Greeting by Bishop Teemu Laajasalo on the occasion of the blessing of the lower house of Felm Jerusalem’s centre on Wednesday 22 January 2020
Esteemed Archbishop, Dear Friends,
Shalom is one of the best-known Hebrew terms. It is a rich expression that is usually translated into Finnish by the word ‘rauha’ – and in English, ‘peace’. Biblical peace is not merely the absence of war. It is an ideal of God, a harmonious connection between human beings and the whole of creation under the rule of justice.
We live in a world in which biblical peace has yet to be realised. An illustration of this is that only today, Wednesday, many world leaders will gather in this very city to mark Holocaust Memorial Day, which will be marked worldwide on Monday.
The mission of Felm is to tell of the Christ who frees the world from sin, burdens and death. But it is also Felm’s mission to imitate Christ – and thus to be true to reconciliation, the building of the peace that transcends borders, justice, and the declaration of the absolute dignity of the human being. That work has been undertaken on this site for decades in a uniquely beautiful setting. In John’s Gospel, Jesus says:

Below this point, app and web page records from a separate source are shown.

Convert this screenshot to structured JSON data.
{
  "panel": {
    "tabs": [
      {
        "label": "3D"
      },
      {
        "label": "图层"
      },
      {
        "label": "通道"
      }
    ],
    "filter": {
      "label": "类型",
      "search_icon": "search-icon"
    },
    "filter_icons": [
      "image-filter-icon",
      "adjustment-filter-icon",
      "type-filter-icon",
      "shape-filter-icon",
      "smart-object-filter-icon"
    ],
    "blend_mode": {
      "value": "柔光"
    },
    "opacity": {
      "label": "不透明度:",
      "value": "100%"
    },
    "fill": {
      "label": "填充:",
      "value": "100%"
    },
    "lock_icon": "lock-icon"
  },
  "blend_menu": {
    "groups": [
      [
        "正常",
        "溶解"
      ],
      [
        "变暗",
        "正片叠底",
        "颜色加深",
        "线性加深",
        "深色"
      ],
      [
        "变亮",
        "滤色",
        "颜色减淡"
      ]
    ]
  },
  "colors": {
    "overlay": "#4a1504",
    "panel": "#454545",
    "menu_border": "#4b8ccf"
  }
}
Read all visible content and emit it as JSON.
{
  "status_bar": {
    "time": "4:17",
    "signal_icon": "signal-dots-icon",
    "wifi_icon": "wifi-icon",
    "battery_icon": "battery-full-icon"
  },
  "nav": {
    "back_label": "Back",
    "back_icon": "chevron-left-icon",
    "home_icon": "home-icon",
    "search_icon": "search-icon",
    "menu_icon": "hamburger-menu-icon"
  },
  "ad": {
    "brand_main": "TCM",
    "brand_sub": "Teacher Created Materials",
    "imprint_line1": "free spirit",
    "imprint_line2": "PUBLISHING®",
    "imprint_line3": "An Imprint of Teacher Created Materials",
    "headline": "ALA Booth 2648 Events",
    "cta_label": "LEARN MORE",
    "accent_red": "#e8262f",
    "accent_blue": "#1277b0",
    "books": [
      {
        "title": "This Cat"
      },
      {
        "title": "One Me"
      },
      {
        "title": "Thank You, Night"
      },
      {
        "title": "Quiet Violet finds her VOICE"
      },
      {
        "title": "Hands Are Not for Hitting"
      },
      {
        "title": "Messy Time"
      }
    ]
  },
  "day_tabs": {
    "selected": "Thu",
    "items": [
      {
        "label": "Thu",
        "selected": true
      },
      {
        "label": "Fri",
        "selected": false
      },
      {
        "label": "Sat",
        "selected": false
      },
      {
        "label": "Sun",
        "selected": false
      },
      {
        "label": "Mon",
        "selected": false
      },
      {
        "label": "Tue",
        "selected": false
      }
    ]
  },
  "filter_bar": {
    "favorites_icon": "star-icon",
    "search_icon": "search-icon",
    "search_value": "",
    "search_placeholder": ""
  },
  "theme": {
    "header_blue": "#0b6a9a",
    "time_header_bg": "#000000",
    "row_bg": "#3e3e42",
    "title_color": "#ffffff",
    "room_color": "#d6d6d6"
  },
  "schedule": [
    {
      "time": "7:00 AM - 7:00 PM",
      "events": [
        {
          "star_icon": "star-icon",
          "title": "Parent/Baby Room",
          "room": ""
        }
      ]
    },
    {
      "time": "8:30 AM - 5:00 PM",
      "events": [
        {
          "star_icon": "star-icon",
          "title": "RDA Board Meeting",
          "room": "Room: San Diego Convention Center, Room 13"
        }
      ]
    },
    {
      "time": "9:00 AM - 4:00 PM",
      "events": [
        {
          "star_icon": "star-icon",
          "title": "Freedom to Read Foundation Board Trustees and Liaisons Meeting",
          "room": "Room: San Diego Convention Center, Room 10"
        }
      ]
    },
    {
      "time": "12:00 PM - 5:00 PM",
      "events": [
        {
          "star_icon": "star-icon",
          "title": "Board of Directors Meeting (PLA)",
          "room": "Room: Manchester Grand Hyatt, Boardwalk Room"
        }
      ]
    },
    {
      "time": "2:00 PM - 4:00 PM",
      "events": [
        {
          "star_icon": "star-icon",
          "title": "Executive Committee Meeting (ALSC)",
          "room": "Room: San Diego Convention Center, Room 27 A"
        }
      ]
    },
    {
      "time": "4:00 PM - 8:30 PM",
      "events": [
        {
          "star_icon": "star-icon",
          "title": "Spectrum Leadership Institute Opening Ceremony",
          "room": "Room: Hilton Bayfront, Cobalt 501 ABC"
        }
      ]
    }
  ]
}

“I sent you to reap that for which you did not labour. Others have laboured, and you have entered into their labour.”
It is important to remember that the spreading of the message of Jesus never depends on a single sowing of the word, but that those who gather the harvest always garner what has been sown before them. Behind the success of our projects lie the efforts of previous generations. So it is with this place.
Jesus does not speak these words in the Bible negatively. He presents them positively. In the words of Jesus, this phrase is a promise. In the words of Jesus, this phrase is a gift. It is a gift and a promise intended to lighten our burden as church workers. But above all, it is a gift and a promise that Christ himself has done the work for us. And it is good to remember this in Jerusalem, where it may often seem the task is impossible, and progress towards reconciliation is slow.
I wish you all – and especially the people of this centre – God’s blessing, protection and peace.